Douglas County commissioners say they are frustrated at how long it is taking to get something done with the former Farmland Industries site.
They are critical of the city of Lawrence for letting the Farmland issue drag on.
The city and the county are lagging behind Johnson County in development of the Kansas Highway 10 corridor, commissioners said.
"Look at what's happening in Johnson County, and it feels like we are falling further and further behind," Commissioner Charles Jones said. "I just think that we are putting ourselves in a very, very poor position."
Commissioners Bob Johnson and Jere McElhaney agreed, although Johnson said he realizes the city "has several things on its plate."
Industrial development should be a priority, Jones said.
"There's nothing on anybody's plate right now that should be more important than industrial development," he said.

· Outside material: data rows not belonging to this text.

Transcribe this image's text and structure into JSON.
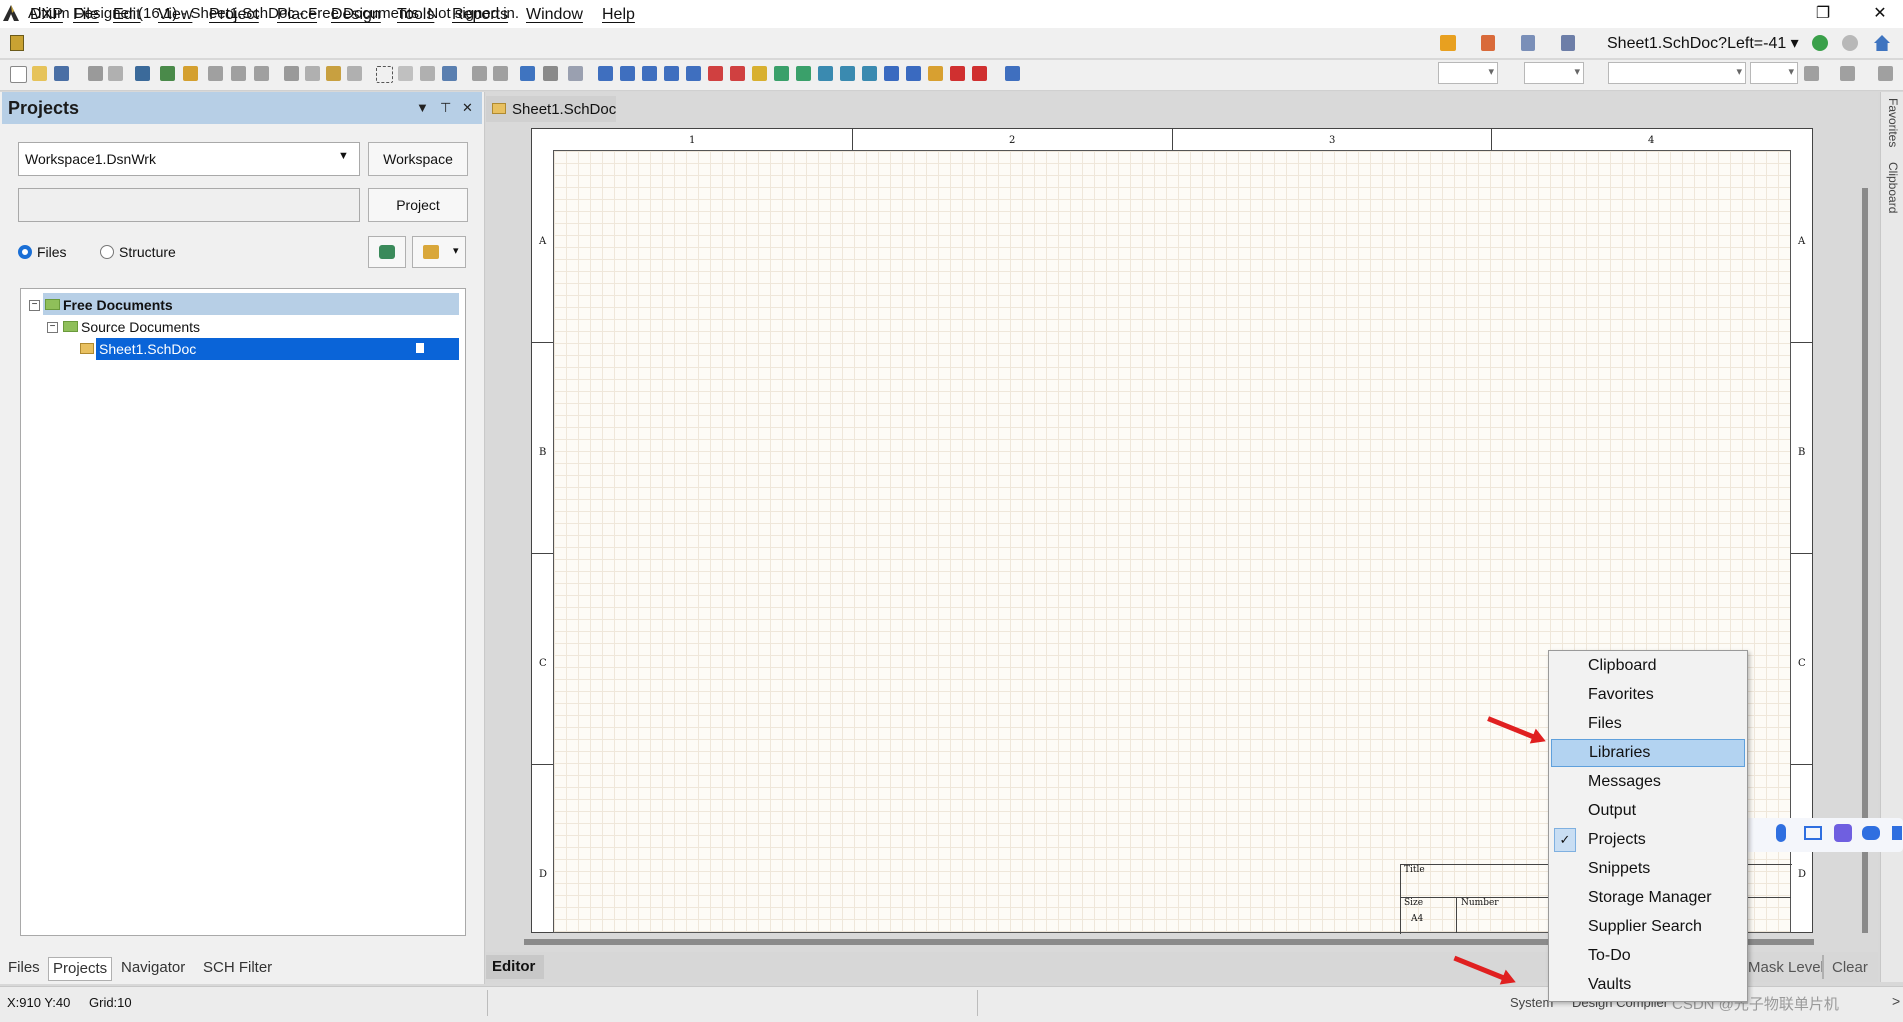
{
  "window": {
    "title": "Altium Designer (16.1) - Sheet1.SchDoc - Free Documents. Not signed in.",
    "restore_glyph": "❐",
    "close_glyph": "✕"
  },
  "menu": [
    "DXP",
    "File",
    "Edit",
    "View",
    "Project",
    "Place",
    "Design",
    "Tools",
    "Reports",
    "Window",
    "Help"
  ],
  "toolbar": {
    "document_address": "Sheet1.SchDoc?Left=-41 ▾"
  },
  "projects_panel": {
    "title": "Projects",
    "workspace_select": "Workspace1.DsnWrk",
    "workspace_button": "Workspace",
    "project_button": "Project",
    "radio_files": "Files",
    "radio_structure": "Structure",
    "tree": {
      "root": "Free Documents",
      "group": "Source Documents",
      "file": "Sheet1.SchDoc"
    },
    "bottom_tabs": [
      "Files",
      "Projects",
      "Navigator",
      "SCH Filter"
    ]
  },
  "editor": {
    "doc_tab": "Sheet1.SchDoc",
    "column_zones": [
      "1",
      "2",
      "3",
      "4"
    ],
    "row_zones": [
      "A",
      "B",
      "C",
      "D"
    ],
    "title_block": {
      "title": "Title",
      "size": "Size",
      "size_value": "A4",
      "number": "Number"
    },
    "status_label": "Editor",
    "mask_level": "Mask Level",
    "clear": "Clear"
  },
  "right_sidebar": {
    "tabs": [
      "Favorites",
      "Clipboard"
    ]
  },
  "status_bar": {
    "coords": "X:910 Y:40",
    "grid": "Grid:10",
    "system": "System",
    "design_compiler": "Design Compiler",
    "watermark": "CSDN @光子物联单片机",
    "chevron": ">"
  },
  "popup_menu": {
    "items": [
      "Clipboard",
      "Favorites",
      "Files",
      "Libraries",
      "Messages",
      "Output",
      "Projects",
      "Snippets",
      "Storage Manager",
      "Supplier Search",
      "To-Do",
      "Vaults"
    ],
    "highlighted": "Libraries",
    "checked": "Projects",
    "check_glyph": "✓"
  },
  "colors": {
    "panel_header": "#b7cfe6",
    "selection": "#0a64d8",
    "annotation_arrow": "#e02020",
    "menu_highlight": "#b3d3f1"
  }
}
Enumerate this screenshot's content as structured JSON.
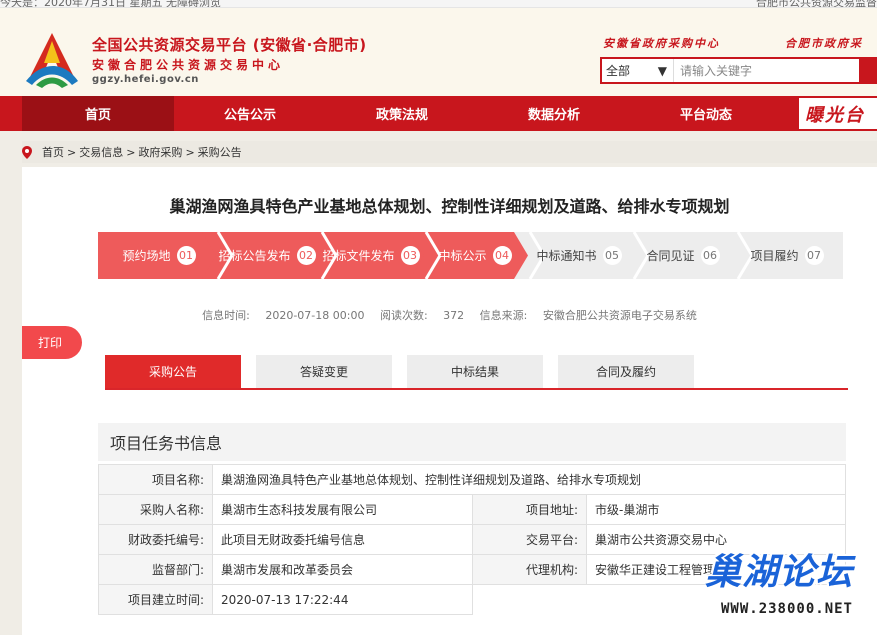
{
  "topbar": {
    "left_text": "今天是：2020年7月31日   星期五   无障碍浏览",
    "right_text": "合肥市公共资源交易监督"
  },
  "header": {
    "title": "全国公共资源交易平台 (安徽省·合肥市)",
    "subtitle": "安徽合肥公共资源交易中心",
    "url": "ggzy.hefei.gov.cn",
    "slogan_left": "安徽省政府采购中心",
    "slogan_right": "合肥市政府采",
    "search": {
      "selected": "全部",
      "placeholder": "请输入关键字"
    }
  },
  "nav": {
    "items": [
      "首页",
      "公告公示",
      "政策法规",
      "数据分析",
      "平台动态"
    ],
    "banner": "曝光台"
  },
  "breadcrumb": [
    "首页",
    ">",
    "交易信息",
    ">",
    "政府采购",
    ">",
    "采购公告"
  ],
  "doc": {
    "title": "巢湖渔网渔具特色产业基地总体规划、控制性详细规划及道路、给排水专项规划"
  },
  "steps": [
    {
      "label": "预约场地",
      "num": "01",
      "done": true
    },
    {
      "label": "招标公告发布",
      "num": "02",
      "done": true
    },
    {
      "label": "招标文件发布",
      "num": "03",
      "done": true
    },
    {
      "label": "中标公示",
      "num": "04",
      "done": true
    },
    {
      "label": "中标通知书",
      "num": "05",
      "done": false
    },
    {
      "label": "合同见证",
      "num": "06",
      "done": false
    },
    {
      "label": "项目履约",
      "num": "07",
      "done": false
    }
  ],
  "meta": {
    "time_label": "信息时间:",
    "time": "2020-07-18 00:00",
    "views_label": "阅读次数:",
    "views": "372",
    "source_label": "信息来源:",
    "source": "安徽合肥公共资源电子交易系统"
  },
  "print_label": "打印",
  "tabs": [
    "采购公告",
    "答疑变更",
    "中标结果",
    "合同及履约"
  ],
  "section": {
    "title": "项目任务书信息"
  },
  "info": {
    "project_name_k": "项目名称:",
    "project_name_v": "巢湖渔网渔具特色产业基地总体规划、控制性详细规划及道路、给排水专项规划",
    "buyer_k": "采购人名称:",
    "buyer_v": "巢湖市生态科技发展有限公司",
    "address_k": "项目地址:",
    "address_v": "市级-巢湖市",
    "finance_k": "财政委托编号:",
    "finance_v": "此项目无财政委托编号信息",
    "platform_k": "交易平台:",
    "platform_v": "巢湖市公共资源交易中心",
    "supervisor_k": "监督部门:",
    "supervisor_v": "巢湖市发展和改革委员会",
    "agent_k": "代理机构:",
    "agent_v": "安徽华正建设工程管理",
    "created_k": "项目建立时间:",
    "created_v": "2020-07-13 17:22:44"
  },
  "watermark": {
    "title": "巢湖论坛",
    "url": "WWW.238000.NET"
  },
  "colors": {
    "brand_red": "#c8161d",
    "step_red": "#ee5b5b",
    "step_grey": "#ededed"
  }
}
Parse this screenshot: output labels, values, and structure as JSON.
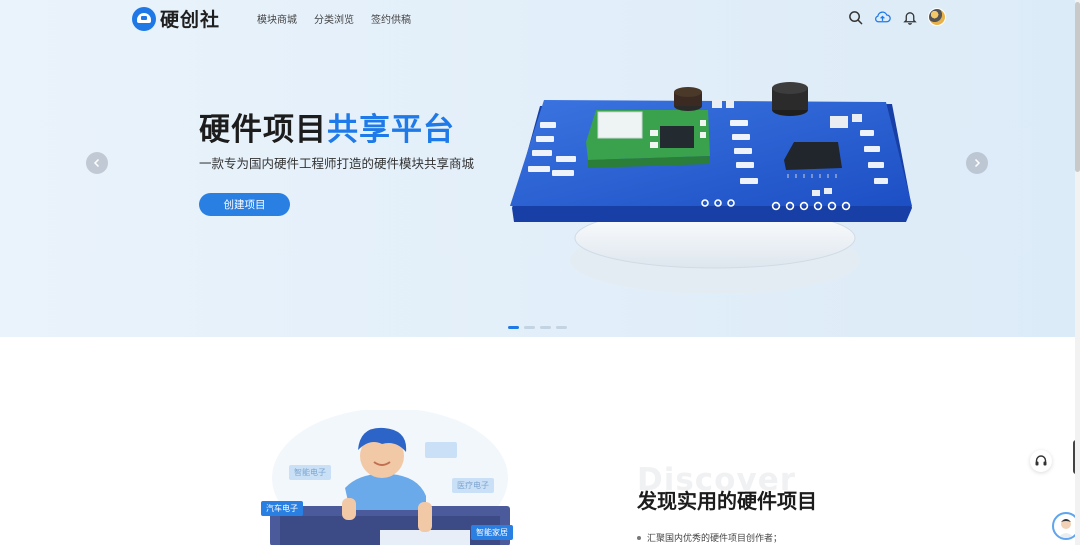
{
  "brand": {
    "name": "硬创社",
    "accent": "#1e7ae8"
  },
  "nav": {
    "menu": [
      "模块商城",
      "分类浏览",
      "签约供稿"
    ],
    "icons": [
      "search-icon",
      "cloud-upload-icon",
      "bell-icon",
      "avatar"
    ]
  },
  "hero": {
    "title_part1": "硬件项目",
    "title_part2": "共享平台",
    "subtitle": "一款专为国内硬件工程师打造的硬件模块共享商城",
    "button": "创建项目",
    "slides": 4,
    "active_slide": 1
  },
  "section": {
    "bg_word": "Discover",
    "title": "发现实用的硬件项目",
    "bullets": [
      "汇聚国内优秀的硬件项目创作者；"
    ],
    "tags": {
      "car": "汽车电子",
      "home": "智能家居",
      "ghost1": "智能电子",
      "ghost2": "",
      "ghost3": "医疗电子"
    }
  }
}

The former Farmland chemical plant is on the north side of Kansas Highway 10 near O'Connell Road. Farmland declared bankruptcy a few years ago and the 467-acre property has been in bankruptcy court. The site is just outside the city limits but two years ago city leaders asked the county to allow the city to prepare a redevelopment plan and submit a bid for the property to the court. City officials noted that the city eventually would annex the area. In July the city submitted a bid to the court. The amount of the bid was not released. Last fall a draft of a redevelopment plan for the site was released.
Several million dollars are in two accounts for administration and remediation of the property, and the accounts are being managed by the court. It was not clear this week how much was in the accounts. County commissioners said they fear the money in those accounts is being drained while the property remains in limbo.
There has been no action by the court on the city's bid and the city is at the mercy of the court, Mayor Sue Hack said.
"They set the speed. We don't," Hack said. "We've had lots of discussions with anyone who would listen to us and come help us process through this, but there's no way to move it along any faster."
Jones, however, said the city could be pushing for court action.
"There's some threshold at which the people controlling Farmland would make it end," Jones said. "Just find out, 'what is that threshold' and then let's talk about what we want to do. We've hired all these big-shot attorneys who we have spent a lot of money on, who have not moved us one inch toward a resolution."
Jones said he wouldn't mind if the county took the Farmland project back. Johnson and McElhaney said they think it was a mistake for it to go completely to the city.
"Working together, we'd have a better chance of getting it done," Johnson said.
Hack said she'd love to have either the city or the county or both own the Farmland property and be tearing down the structures, mitigating the environmental issues and planning the building of an industrial park. She said the City Commission has similar sentiments.
Jones said he'd like to see an incentive aspect for industrial development included in the joint city and county southeast area plan, which covers southeastern Lawrence and nearby areas outside the city limits.
Farmland should not be the only industrial site the city and county should be thinking about, Johnson said.
"I think Farmland is a significant piece of the future industrial development tax base, but it is not the answer," he said. "One of the things we need are industrial development sites that are more accessible to I-70."